**Description of the task:**
The expected output is each line below containing "unknown", copied in full.

**Record excerpts:**
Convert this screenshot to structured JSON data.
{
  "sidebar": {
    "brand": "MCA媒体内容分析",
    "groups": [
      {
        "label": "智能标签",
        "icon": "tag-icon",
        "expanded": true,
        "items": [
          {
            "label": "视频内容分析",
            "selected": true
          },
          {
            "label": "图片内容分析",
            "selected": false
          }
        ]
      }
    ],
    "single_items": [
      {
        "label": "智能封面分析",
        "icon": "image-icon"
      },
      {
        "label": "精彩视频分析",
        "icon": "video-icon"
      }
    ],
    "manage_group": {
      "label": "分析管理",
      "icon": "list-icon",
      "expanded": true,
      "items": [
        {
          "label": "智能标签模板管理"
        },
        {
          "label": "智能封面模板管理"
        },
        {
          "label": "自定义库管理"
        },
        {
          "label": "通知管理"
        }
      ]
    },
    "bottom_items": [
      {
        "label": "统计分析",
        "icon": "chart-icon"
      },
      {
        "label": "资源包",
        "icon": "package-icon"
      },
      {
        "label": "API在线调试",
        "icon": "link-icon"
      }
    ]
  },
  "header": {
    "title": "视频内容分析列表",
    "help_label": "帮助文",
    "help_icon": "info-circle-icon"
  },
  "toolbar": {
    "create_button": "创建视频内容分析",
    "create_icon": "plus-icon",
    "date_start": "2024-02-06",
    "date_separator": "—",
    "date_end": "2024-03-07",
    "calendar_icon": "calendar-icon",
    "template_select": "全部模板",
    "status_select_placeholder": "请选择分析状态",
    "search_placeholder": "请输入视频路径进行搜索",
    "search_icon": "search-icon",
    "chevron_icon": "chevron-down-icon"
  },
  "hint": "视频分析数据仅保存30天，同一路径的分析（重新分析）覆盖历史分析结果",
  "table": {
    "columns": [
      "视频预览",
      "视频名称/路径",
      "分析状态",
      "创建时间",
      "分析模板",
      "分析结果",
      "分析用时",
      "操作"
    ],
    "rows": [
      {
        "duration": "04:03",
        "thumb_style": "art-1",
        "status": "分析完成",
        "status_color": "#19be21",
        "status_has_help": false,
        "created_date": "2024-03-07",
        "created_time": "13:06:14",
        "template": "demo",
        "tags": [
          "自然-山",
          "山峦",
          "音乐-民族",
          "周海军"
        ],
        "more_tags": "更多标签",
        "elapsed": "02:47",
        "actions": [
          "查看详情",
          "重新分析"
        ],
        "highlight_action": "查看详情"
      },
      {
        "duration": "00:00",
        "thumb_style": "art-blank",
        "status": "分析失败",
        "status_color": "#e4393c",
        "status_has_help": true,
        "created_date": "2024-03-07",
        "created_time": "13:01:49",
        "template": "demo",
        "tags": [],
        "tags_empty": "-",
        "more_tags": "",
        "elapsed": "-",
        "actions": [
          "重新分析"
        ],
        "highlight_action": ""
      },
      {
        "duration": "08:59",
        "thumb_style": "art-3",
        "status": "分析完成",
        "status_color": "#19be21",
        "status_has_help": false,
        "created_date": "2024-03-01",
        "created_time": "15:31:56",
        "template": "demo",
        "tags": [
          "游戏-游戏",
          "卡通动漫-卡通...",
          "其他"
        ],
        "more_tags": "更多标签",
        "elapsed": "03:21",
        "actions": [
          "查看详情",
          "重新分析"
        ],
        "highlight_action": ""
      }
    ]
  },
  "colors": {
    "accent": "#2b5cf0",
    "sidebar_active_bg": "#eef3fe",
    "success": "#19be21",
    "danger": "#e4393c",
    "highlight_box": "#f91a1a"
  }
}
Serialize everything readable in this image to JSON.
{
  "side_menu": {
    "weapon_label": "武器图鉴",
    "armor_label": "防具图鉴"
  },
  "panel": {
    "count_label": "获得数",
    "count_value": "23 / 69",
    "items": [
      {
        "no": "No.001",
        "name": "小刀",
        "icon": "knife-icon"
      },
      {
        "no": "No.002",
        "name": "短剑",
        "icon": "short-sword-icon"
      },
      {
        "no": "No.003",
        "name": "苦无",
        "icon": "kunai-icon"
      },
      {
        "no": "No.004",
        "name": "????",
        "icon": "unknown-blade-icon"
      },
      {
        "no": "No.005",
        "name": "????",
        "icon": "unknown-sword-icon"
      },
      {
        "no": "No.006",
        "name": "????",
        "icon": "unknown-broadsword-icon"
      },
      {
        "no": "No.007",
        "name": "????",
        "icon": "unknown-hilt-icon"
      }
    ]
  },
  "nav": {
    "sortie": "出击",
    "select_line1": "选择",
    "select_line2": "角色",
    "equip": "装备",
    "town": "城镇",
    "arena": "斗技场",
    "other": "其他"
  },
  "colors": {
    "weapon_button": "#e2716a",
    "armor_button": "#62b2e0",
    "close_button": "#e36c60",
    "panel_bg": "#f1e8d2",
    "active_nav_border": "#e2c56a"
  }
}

**Exercise result:**
        "icon": "unknown-blade-icon"
        "icon": "unknown-sword-icon"
        "icon": "unknown-broadsword-icon"
        "icon": "unknown-hilt-icon"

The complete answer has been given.